* RECORDS FOR THIS TASK *
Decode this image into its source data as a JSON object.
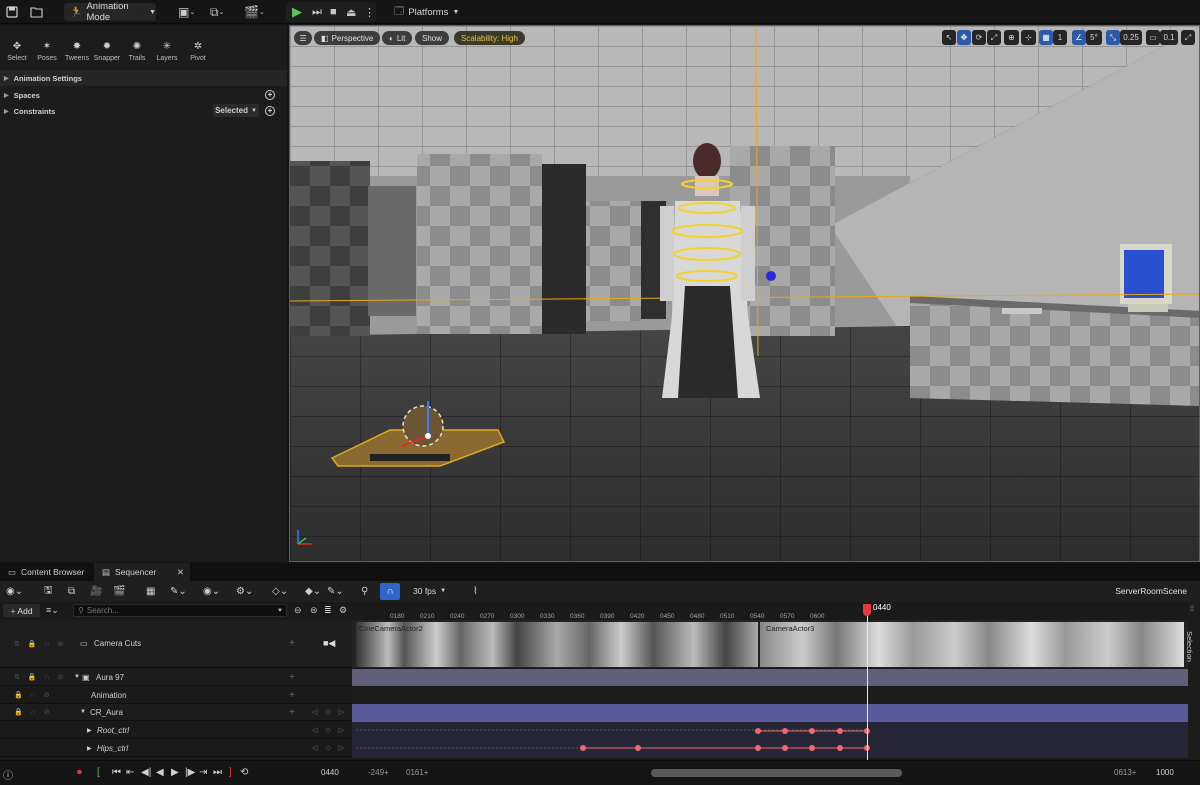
{
  "topbar": {
    "mode_label": "Animation Mode",
    "platforms_label": "Platforms"
  },
  "left_panel": {
    "tools": [
      "Select",
      "Poses",
      "Tweens",
      "Snapper",
      "Trails",
      "Layers",
      "Pivot"
    ],
    "sections": [
      {
        "label": "Animation Settings"
      },
      {
        "label": "Spaces"
      },
      {
        "label": "Constraints"
      }
    ],
    "constraints_dropdown": "Selected"
  },
  "viewport": {
    "menu": "☰",
    "perspective": "Perspective",
    "lit": "Lit",
    "show": "Show",
    "scalability": "Scalability: High",
    "grid_snap": "1",
    "rotation_snap": "5°",
    "scale_snap": "0.25",
    "camera_speed": "0.1"
  },
  "bottom_tabs": {
    "content_browser": "Content Browser",
    "sequencer": "Sequencer"
  },
  "sequencer": {
    "fps": "30 fps",
    "sequence_name": "ServerRoomScene",
    "add_label": "Add",
    "search_placeholder": "Search...",
    "tracks": [
      {
        "name": "Camera Cuts"
      },
      {
        "name": "Aura 97"
      },
      {
        "name": "Animation"
      },
      {
        "name": "CR_Aura"
      },
      {
        "name": "Root_ctrl"
      },
      {
        "name": "Hips_ctrl"
      }
    ],
    "ruler_labels": [
      "0180",
      "0210",
      "0240",
      "0270",
      "0300",
      "0330",
      "0360",
      "0390",
      "0420",
      "0450",
      "0480",
      "0510",
      "0540",
      "0570",
      "0600"
    ],
    "playhead": "0440",
    "camera_clips": [
      "CineCameraActor2",
      "CameraActor3"
    ],
    "selection_tab": "Selection"
  },
  "transport": {
    "current_frame": "0440",
    "view_start": "-249+",
    "play_start": "0161+",
    "play_end": "0613+",
    "view_end": "1000"
  },
  "colors": {
    "accent_blue": "#2f67c9",
    "playhead_red": "#e83a3a",
    "key_color": "#f06a6a",
    "scalability_yellow": "#e8c44a"
  }
}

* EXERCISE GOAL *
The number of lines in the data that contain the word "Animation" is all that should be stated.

* REPLY *
3